The Heaven's Gate Investigation
Why Author Hayden Hewes was Almost Convinced
Written by: Sean Casteel
Used with Permission
Oklahoma City-based UFO researcher Hayden Hewes first met Marshall Herf Applewhite and Bonnie Lu Nettles in 1974, a full fourteen months before they first made news after holding a public meeting in the seaside community of Waldport, Oregon. Hewes subsequently co-authored a book with fellow UFO researcher Brad Stieger called UFO Missionaries Extraordinary (Pocket Books, 1976) that told much of the early history of the cult that was eventually to call itself Heaven's Gate.
We spoke to Hewes by phone a couple of weeks after the suicides took place, and he told us about three different occasions on which the messages spoken to him by cult leader Marshall Applewhite had a decidedly eerie ring of truth.
Applewhite and Nettles had been staying in a cabin near Oklahoma City in the summer of 1974, preparing the message they would later take to the world. Before they left town, Applewhite paid a final visit to Hewes' office.
"One of the things that made me wonder if they were telling the truth," Hewes said, "is that when he left my office, I shook Bo's hand, said goodbye, turned around and walked three or four feet. I turned back around, and the man was gone. He had no way to go either way. I could not understand, and still don't, how he disappeared the way he did. In playing our interviews back, he said quite clearly that they have the power to change their vibratory rate, which can make them disappear at will, Now, that didn't prove to me that he was an alien, but it made it a little extraordinary.
Applewhite also gave Hewes another item to puzzle over.
"He told me if I ever wanted to contact him,"" Hewes said, "to 'pray towards' him with a secret code. I did not do that until 14 months later when, after hearing about the Waldport meeting, I directed a message to him. The next morning I received a call from one of the followers saying, 'You have asked, and they [Applewhite and Nettles] asked me to get ahold of you and let you know they will be back to answer your questions.' Now, I just fell over. It was a telepathic communication from across the United States where they responded the next day And, again, that's not proof, but by the same token it made me sit and wonder."
But there was a third incident that most convinced Hewes that something very much out of the ordinary was going on.
"The whole time I was with him," Hewes said, "he was so familiar to me. I couldn't put my finger on it. Why did I know this man, and where did I know him from? Well, it wasn't for some time that I happened to have picture of him on my desk.

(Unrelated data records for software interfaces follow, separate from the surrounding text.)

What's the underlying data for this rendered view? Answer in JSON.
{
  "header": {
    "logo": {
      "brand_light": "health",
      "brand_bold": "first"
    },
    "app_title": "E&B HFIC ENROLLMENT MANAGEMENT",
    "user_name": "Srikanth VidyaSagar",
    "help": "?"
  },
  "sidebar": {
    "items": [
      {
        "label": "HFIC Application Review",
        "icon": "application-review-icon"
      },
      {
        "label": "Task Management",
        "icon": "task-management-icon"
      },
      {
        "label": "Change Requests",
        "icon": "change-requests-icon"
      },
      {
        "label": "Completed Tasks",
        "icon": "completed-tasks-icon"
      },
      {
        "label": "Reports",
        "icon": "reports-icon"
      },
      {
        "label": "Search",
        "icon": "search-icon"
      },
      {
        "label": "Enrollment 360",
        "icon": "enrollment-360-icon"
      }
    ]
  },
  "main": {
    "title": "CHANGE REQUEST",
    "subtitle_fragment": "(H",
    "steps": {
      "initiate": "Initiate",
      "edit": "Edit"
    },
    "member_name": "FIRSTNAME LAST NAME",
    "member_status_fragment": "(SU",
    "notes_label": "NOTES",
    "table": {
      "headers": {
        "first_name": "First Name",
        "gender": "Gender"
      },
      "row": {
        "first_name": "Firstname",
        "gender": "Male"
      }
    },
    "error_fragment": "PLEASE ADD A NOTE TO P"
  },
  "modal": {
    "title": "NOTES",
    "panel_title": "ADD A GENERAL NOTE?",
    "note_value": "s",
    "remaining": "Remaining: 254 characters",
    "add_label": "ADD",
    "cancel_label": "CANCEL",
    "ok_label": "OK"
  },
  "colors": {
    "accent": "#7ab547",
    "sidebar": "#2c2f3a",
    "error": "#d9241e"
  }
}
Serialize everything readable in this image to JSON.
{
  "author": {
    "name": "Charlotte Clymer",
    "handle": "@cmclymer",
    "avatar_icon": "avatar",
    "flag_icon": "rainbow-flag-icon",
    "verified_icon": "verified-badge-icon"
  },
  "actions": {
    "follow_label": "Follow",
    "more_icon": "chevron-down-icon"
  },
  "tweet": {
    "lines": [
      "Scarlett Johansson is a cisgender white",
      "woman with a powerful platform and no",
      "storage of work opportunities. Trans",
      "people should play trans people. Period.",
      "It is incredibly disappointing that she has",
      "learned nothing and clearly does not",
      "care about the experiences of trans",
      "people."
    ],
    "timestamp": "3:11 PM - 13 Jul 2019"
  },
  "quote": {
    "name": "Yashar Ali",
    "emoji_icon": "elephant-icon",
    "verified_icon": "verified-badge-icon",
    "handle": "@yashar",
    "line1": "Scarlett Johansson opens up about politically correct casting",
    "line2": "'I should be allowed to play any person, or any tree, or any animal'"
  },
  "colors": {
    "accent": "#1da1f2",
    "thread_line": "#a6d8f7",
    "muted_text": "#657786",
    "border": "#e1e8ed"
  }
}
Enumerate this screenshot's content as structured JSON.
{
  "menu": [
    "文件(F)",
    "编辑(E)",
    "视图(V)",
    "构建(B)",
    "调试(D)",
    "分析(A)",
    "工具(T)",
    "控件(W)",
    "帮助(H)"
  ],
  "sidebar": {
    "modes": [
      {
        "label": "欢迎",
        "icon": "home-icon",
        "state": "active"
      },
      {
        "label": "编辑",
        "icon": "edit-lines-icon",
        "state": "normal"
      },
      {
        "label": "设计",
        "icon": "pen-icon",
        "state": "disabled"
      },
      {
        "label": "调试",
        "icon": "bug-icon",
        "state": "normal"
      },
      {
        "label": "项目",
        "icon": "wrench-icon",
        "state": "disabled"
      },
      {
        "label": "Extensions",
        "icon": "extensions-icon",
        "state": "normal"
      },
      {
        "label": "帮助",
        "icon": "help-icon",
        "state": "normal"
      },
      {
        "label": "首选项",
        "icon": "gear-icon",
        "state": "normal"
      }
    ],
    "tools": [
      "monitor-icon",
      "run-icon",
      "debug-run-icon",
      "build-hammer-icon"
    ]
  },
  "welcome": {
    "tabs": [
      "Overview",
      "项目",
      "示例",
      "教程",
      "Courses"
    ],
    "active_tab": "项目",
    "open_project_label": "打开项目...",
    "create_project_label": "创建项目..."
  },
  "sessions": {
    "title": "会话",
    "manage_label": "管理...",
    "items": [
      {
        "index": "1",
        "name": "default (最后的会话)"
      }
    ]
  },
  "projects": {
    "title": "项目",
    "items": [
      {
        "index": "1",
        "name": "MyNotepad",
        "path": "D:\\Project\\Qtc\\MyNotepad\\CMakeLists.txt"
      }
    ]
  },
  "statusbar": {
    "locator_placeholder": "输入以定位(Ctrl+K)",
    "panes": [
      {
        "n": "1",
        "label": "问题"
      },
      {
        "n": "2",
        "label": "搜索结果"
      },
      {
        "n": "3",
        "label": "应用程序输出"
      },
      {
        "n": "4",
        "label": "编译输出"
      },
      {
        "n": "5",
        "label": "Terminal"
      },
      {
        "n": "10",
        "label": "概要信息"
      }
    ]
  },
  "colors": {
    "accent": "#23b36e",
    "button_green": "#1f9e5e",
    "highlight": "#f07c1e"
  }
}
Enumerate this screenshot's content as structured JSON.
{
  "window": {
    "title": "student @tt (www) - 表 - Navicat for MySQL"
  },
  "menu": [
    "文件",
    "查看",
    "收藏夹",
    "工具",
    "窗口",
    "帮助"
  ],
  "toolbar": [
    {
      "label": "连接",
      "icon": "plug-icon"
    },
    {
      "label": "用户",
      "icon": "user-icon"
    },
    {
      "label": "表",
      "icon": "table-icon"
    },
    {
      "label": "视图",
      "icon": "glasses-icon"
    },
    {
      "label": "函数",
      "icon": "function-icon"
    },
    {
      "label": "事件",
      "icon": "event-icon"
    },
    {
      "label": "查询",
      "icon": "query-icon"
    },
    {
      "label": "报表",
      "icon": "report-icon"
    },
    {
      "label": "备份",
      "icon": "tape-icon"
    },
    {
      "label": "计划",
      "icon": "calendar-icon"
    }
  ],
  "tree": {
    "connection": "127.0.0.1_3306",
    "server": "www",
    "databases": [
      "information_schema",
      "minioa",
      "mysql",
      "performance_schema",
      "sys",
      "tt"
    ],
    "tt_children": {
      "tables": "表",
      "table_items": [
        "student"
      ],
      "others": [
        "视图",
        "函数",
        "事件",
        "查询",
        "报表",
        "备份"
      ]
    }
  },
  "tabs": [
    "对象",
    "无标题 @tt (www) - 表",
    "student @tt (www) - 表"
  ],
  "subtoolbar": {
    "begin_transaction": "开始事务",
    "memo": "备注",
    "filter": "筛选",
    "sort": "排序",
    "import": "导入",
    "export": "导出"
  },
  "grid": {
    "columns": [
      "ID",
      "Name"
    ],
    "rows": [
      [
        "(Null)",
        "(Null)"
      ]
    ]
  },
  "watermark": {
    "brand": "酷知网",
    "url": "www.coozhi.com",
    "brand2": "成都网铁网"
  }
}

At the same time, we had a copy of a book Brad and I published back in 1970 entitled The Aliens. It was illustrated by Hal Crawford and it dealt with the three most commonly reported UFO occupants. It was published by The International UFO Bureau Press, and the following year, 'The National Enquirer` ran part of the text in an interview with an illustration of the second-most commonly reported occupant.
"Well, now when you put the two together," Hewes continued, "the picture of Herf Applewhite and the illustration of the UFO alien four years previous, it's an exact overlay. So, here I've got a man standing in front of me saying, 'I'm an alien to to the earth,' and it matches
what our research showed four years prior."
So what does Hewes himself make of all this? After more than two decades, he continues to ask questions.
"Is that three coincidences?" he asked. "Is that synchronicity? I don't know. It was very unusual. And one f the things that kept the story open as far as we were concerned was, 'Hey, maybe there's something to what they're saying.' But I know Brad and I didn't envision it would take 20-some years to get an end to the story that we had started in 1974."